Regarding how the pandemic is expected to change their companies, both agreed that virtual formats will likely remain a part of doing business. Regarding video conferencing, “To be honest with you, it drove me crazy in the beginning,” Jackson admitted, adding, “But I think it’s here to stay. These virtual meetings are just more efficient and easy.”

Kalaher said the technology has actually increased camaraderie among his employees.

Suicide Prevention

This week is National Suicide Prevention Week in the U.S. but Jeremy Fitch, director of communications for FCA International, says suicide prevention is one of the organization’s major initiatives year-round.

“One of our founding fathers lost his son to suicide years ago.
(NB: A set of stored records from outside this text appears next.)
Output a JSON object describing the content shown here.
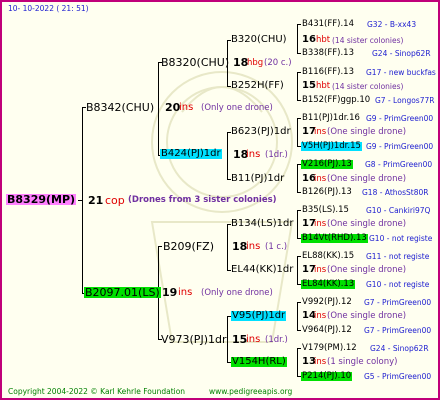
{
  "header": {
    "date_text": "10-  10-2022 (  21:  51)"
  },
  "footer": {
    "copyright": "Copyright 2004-2022 © Karl Kehrle Foundation",
    "site": "www.pedigreeapis.org"
  },
  "colors": {
    "frame_border": "#c0007a",
    "background": "#fffff0",
    "highlight_cyan": "#00e0ff",
    "highlight_green": "#00e000",
    "highlight_magenta": "#ff80ff",
    "watermark": "#e8e8c8"
  },
  "queen": {
    "id": "B8329(MP)",
    "year": "21",
    "suffix": "cop",
    "note": "(Drones from 3 sister colonies)"
  },
  "gen1": {
    "father": {
      "id": "B8342(CHU)",
      "year": "20",
      "suffix": "ins",
      "note": "(Only one drone)"
    },
    "mother": {
      "id": "B2097.01(LS)",
      "year": "19",
      "suffix": "ins",
      "note": "(Only one drone)"
    }
  },
  "gen2": {
    "ff": {
      "id": "B8320(CHU)",
      "year": "18",
      "suffix": "hbg",
      "note": "(20 c.)"
    },
    "fm": {
      "id": "B424(PJ)1dr",
      "year": "18",
      "suffix": "ins",
      "note": "(1dr.)"
    },
    "mf": {
      "id": "B209(FZ)",
      "year": "18",
      "suffix": "ins",
      "note": "(1 c.)"
    },
    "mm": {
      "id": "V973(PJ)1dr",
      "year": "15",
      "suffix": "ins",
      "note": "(1dr.)"
    }
  },
  "gen3": {
    "fff": {
      "id": "B320(CHU)",
      "year": "16",
      "suffix": "hbt",
      "note": "(14 sister colonies)"
    },
    "ffm": {
      "id": "B252H(FF)",
      "year": "15",
      "suffix": "hbt",
      "note": "(14 sister colonies)"
    },
    "fmf": {
      "id": "B623(PJ)1dr",
      "year": "17",
      "suffix": "ins",
      "note": "(One single drone)"
    },
    "fmm": {
      "id": "B11(PJ)1dr",
      "year": "16",
      "suffix": "ins",
      "note": "(One single drone)"
    },
    "mff": {
      "id": "B134(LS)1dr",
      "year": "17",
      "suffix": "ins",
      "note": "(One single drone)"
    },
    "mfm": {
      "id": "EL44(KK)1dr",
      "year": "17",
      "suffix": "ins",
      "note": "(One single drone)"
    },
    "mmf": {
      "id": "V95(PJ)1dr",
      "year": "14",
      "suffix": "ins",
      "note": "(One single drone)"
    },
    "mmm": {
      "id": "V154H(RL)",
      "year": "13",
      "suffix": "ins",
      "note": "(1 single colony)"
    }
  },
  "gen4": [
    {
      "id": "B431(FF).14",
      "note": "G32 - B-xx43"
    },
    {
      "id": "B338(FF).13",
      "note": "G24 - Sinop62R"
    },
    {
      "id": "B116(FF).13",
      "note": "G17 - new buckfas"
    },
    {
      "id": "B152(FF)ggp.10",
      "note": "G7 - Longos77R"
    },
    {
      "id": "B11(PJ)1dr.16",
      "note": "G9 - PrimGreen00"
    },
    {
      "id": "V5H(PJ)1dr.15",
      "note": "G9 - PrimGreen00"
    },
    {
      "id": "V216(PJ).13",
      "note": "G8 - PrimGreen00"
    },
    {
      "id": "B126(PJ).13",
      "note": "G18 - AthosSt80R"
    },
    {
      "id": "B35(LS).15",
      "note": "G10 - Cankiri97Q"
    },
    {
      "id": "B14Vt(RHD).13",
      "note": "G10 - not registe"
    },
    {
      "id": "EL88(KK).15",
      "note": "G11 - not registe"
    },
    {
      "id": "EL84(KK).13",
      "note": "G10 - not registe"
    },
    {
      "id": "V992(PJ).12",
      "note": "G7 - PrimGreen00"
    },
    {
      "id": "V964(PJ).12",
      "note": "G7 - PrimGreen00"
    },
    {
      "id": "V179(PM).12",
      "note": "G24 - Sinop62R"
    },
    {
      "id": "P214(PJ).10",
      "note": "G5 - PrimGreen00"
    }
  ]
}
Since retiring from his business, he’s made it his mission to educate the industry. Construction’s suicide rate is four times that of the general population,” he explained. “We work with him to do regular blog posts to raise awareness of the issue and to help employers understand what they can do.”
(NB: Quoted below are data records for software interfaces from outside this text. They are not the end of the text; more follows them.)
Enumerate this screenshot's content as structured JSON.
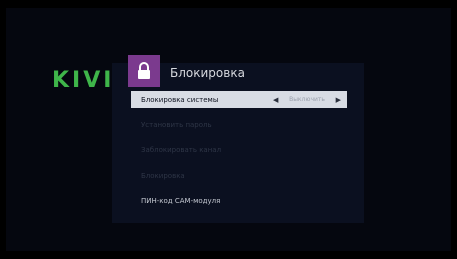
{
  "brand": {
    "logo_text": "KIVI",
    "logo_color": "#3fb54a"
  },
  "header": {
    "title": "Блокировка",
    "icon": "lock-icon",
    "icon_bg": "#7b3a8e"
  },
  "menu": {
    "items": [
      {
        "label": "Блокировка системы",
        "value": "Выключить",
        "selected": true,
        "enabled": true
      },
      {
        "label": "Установить пароль",
        "enabled": false
      },
      {
        "label": "Заблокировать канал",
        "enabled": false
      },
      {
        "label": "Блокировка",
        "enabled": false
      },
      {
        "label": "ПИН-код CAM-модуля",
        "enabled": true
      }
    ]
  },
  "colors": {
    "selected_bg": "#d8dce4",
    "panel_bg": "#0b1020",
    "background": "#000000"
  }
}
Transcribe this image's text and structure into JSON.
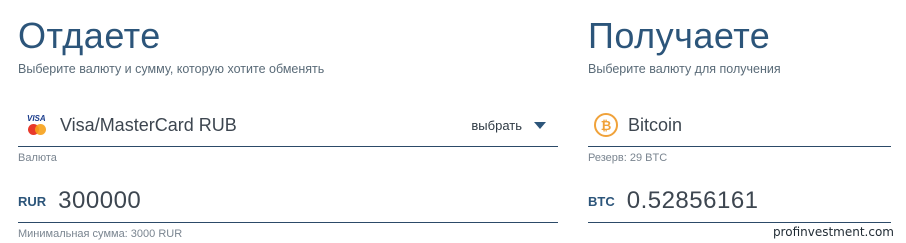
{
  "give": {
    "title": "Отдаете",
    "subtitle": "Выберите валюту и сумму, которую хотите обменять",
    "currency_icon": "visa-mastercard-icon",
    "currency_icon_text": "VISA",
    "currency_name": "Visa/MasterCard RUB",
    "select_label": "выбрать",
    "currency_hint": "Валюта",
    "amount_code": "RUR",
    "amount_value": "300000",
    "amount_hint": "Минимальная сумма: 3000 RUR"
  },
  "receive": {
    "title": "Получаете",
    "subtitle": "Выберите валюту для получения",
    "currency_icon": "bitcoin-icon",
    "currency_icon_text": "₿",
    "currency_name": "Bitcoin",
    "currency_hint": "Резерв: 29 BTC",
    "amount_code": "BTC",
    "amount_value": "0.52856161"
  },
  "watermark": "profinvestment.com",
  "colors": {
    "heading": "#2c557a",
    "underline": "#2c4a68",
    "bitcoin": "#f0a23a",
    "mastercard_red": "#e8392b",
    "mastercard_orange": "#f6a11a"
  }
}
Fitch says physical strain is one factor leading to higher rates in construction, but not the only factor.

“Additionally, irregular schedules and a ‘tough guy’ culture where people are considered ‘weak’ or ‘crazy’ if they talk about their mental health struggles are major factors,” he added. “One of the key things we try to stress is that mental illnesses are an illness of the brain, just like a heart disease is an illness affecting the heart. We should treat them both the same.”

The Show Floor

Many exhibitors were focused on making connections and learning how they could meet potential customers’ needs.

Jesse Moy, a sales representative for Groves Inc. said, “… We had some time to connect with and catch up with some of our other industry associates, discussing different trends in the industry. We sponsored the virtual wine tasting [Wednesday], which was pretty cool.”

Dylan Carpenter, account executive at MyGlassTruck, said his company is focusing on keeping glass trucks in stock with its dealer network across the U.S.

“This has helped get our customers the trucks/equipment they need much quicker. We knew most of the country would be dealing with supply chain delays so we tried to get ahead of this before that …,” he said. “… The West Coast is always a big focus of ours though as we are a New Jersey-based company. We have seen a big jump in customers from California and generally on the West Coast in the last few months!”

Joseph Gates, vice president of Lattuada North America, has also seen an increase in sales recently.

“The last three months have been great for sales in the U.S. The sales we have had, have been with our new machines, including robots and the technologies of our A-WR. These machines can run with less people and more companies are having a problem with getting good help,” he said, adding that automation helps to keep people spaced out on the factory floor. “And then there are companies that got the PPP loan and are updating their machines.”

The virtual event was co-organized by FCA International and USGlass and [DWM] magazines.